In addition to potential state funding cuts, which are being discussed like they're a virtual certainty in the Capitol, schools are staring down efforts to freeze tuition and slash federal funding for higher education. If all three happen, the universities' three biggest sources of money would be reduced or frozen for 2018.
That's a scary thought to advocates of public higher education, who warn that Texas' need for strong state universities will only grow in the coming years. Tuition, state funding and federal cash make up a combined 75 percent of Texas public university revenue.
"All alumni and business leaders in our state should be up in arms and outraged about these proposals being considered," said Will O'Hara, co-interim director of the Texas Exes alumni group for the University of Texas at Austin.
Persuading elected officials to reverse course could be difficult, however. There's less money for the state to spend overall this year than in previous sessions. There are also other pressing needs to compete with, like reforming the child protective services and foster care systems. And many lawmakers are frustrated with what they view as a lack of fiscal discipline among the state's universities.

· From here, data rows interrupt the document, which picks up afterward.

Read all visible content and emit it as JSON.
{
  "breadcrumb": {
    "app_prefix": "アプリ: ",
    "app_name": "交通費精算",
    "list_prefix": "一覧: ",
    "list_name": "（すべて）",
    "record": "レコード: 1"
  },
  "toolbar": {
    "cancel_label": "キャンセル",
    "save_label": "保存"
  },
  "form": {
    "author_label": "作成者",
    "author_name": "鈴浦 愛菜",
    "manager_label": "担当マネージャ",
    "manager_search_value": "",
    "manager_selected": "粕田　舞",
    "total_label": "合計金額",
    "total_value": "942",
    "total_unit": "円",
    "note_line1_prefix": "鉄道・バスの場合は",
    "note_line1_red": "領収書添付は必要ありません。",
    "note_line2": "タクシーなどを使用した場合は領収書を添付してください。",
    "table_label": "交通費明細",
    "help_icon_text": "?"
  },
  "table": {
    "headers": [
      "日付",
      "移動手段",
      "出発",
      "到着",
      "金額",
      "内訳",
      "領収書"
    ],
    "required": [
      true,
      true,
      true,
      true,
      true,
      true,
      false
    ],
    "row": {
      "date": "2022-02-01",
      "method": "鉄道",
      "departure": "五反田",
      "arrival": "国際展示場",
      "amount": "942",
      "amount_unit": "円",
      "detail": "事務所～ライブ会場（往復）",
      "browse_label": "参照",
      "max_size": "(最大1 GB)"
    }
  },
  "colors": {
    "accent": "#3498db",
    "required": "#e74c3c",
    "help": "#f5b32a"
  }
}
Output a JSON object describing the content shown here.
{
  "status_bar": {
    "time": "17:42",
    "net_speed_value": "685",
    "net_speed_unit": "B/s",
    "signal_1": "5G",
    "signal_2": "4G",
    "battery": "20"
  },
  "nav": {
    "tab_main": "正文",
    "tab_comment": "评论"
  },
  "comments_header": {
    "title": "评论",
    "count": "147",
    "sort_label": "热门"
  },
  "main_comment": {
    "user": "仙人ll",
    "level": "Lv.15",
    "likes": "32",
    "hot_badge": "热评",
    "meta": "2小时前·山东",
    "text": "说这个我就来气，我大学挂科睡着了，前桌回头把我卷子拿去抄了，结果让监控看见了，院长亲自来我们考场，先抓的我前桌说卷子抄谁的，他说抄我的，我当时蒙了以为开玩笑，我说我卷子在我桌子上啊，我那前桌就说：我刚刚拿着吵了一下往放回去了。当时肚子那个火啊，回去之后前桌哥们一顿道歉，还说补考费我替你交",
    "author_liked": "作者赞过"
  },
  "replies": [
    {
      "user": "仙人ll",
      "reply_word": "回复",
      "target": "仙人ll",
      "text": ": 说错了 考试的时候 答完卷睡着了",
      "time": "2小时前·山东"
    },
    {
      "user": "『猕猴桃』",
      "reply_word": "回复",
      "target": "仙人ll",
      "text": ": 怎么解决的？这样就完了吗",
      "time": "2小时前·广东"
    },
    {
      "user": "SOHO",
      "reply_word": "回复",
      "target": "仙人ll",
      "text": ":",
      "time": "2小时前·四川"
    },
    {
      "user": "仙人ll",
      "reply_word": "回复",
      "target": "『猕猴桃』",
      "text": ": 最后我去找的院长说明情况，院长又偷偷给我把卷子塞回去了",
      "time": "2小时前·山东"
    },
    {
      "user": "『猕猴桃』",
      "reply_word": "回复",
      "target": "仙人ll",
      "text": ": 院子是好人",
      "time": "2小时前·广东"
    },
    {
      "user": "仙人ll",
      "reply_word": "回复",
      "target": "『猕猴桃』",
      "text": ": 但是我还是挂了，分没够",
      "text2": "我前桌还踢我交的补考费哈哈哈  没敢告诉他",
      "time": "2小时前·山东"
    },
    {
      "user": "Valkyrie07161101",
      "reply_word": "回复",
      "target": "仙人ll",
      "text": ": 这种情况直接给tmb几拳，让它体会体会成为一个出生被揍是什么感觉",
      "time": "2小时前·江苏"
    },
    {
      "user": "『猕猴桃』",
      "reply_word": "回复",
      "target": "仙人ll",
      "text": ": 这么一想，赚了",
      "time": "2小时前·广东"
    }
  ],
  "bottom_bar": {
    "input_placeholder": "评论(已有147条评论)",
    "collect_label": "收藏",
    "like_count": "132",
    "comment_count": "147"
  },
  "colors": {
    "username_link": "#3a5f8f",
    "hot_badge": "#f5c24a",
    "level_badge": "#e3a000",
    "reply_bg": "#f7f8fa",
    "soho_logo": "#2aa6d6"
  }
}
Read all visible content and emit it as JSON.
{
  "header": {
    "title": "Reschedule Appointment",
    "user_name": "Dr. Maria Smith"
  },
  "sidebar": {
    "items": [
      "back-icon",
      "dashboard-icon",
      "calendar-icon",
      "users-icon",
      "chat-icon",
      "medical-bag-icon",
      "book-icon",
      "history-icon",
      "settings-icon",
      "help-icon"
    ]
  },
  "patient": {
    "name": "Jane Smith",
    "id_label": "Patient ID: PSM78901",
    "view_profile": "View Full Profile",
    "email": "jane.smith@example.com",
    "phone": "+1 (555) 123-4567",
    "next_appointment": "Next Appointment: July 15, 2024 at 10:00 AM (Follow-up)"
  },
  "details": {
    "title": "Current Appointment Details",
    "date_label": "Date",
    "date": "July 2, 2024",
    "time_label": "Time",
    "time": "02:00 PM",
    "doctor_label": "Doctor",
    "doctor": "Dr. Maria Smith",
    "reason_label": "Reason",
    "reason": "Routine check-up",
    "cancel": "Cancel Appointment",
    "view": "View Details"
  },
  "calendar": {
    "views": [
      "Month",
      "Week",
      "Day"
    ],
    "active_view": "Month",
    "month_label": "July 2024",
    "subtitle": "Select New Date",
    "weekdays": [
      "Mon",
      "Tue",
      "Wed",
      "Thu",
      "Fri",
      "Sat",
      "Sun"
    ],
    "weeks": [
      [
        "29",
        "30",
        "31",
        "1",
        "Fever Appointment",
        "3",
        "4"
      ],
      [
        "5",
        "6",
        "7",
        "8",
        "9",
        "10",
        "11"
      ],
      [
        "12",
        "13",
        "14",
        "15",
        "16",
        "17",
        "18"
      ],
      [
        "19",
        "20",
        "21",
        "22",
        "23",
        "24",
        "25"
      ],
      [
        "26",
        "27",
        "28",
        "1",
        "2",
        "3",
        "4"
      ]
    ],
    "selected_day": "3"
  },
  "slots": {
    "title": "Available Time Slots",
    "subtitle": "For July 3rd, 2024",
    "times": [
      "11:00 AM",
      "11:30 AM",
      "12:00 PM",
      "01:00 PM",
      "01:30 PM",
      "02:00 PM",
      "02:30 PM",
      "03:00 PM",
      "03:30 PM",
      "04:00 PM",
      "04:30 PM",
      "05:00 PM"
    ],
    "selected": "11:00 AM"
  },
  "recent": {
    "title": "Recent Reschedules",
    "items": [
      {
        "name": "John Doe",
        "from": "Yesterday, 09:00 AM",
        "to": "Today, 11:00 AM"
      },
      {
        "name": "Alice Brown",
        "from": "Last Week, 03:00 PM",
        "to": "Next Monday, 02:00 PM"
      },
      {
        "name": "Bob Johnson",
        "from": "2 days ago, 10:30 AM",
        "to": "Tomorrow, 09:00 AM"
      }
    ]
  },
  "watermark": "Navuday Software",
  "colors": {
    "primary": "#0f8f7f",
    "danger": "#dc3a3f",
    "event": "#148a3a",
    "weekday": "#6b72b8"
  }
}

Average tuition has climbed 147 percent in Texas over the past 15 years. And most of the state's universities have increased tuition since 2015, when the Legislature added $2 billion to the budget for higher education.
The scrutiny is especially pronounced in the Senate, where presiding officer Lt. Gov. Dan Patrick named halting tuition growth one of his top 20 priorities for 2017. Patrick, a Republican, has thrown his support behind Senate Bill 19, which would impose a four-year freeze on tuition increases.
Meanwhile, senators are expected to vote Tuesday on their proposed budget. If they pass it as currently written, which is highly likely, they will send the House a bill that would impose hundreds of millions of dollars' worth of higher education cuts. Each school would face a loss of 6 percent to 10 percent of its state funding in the Senate plan.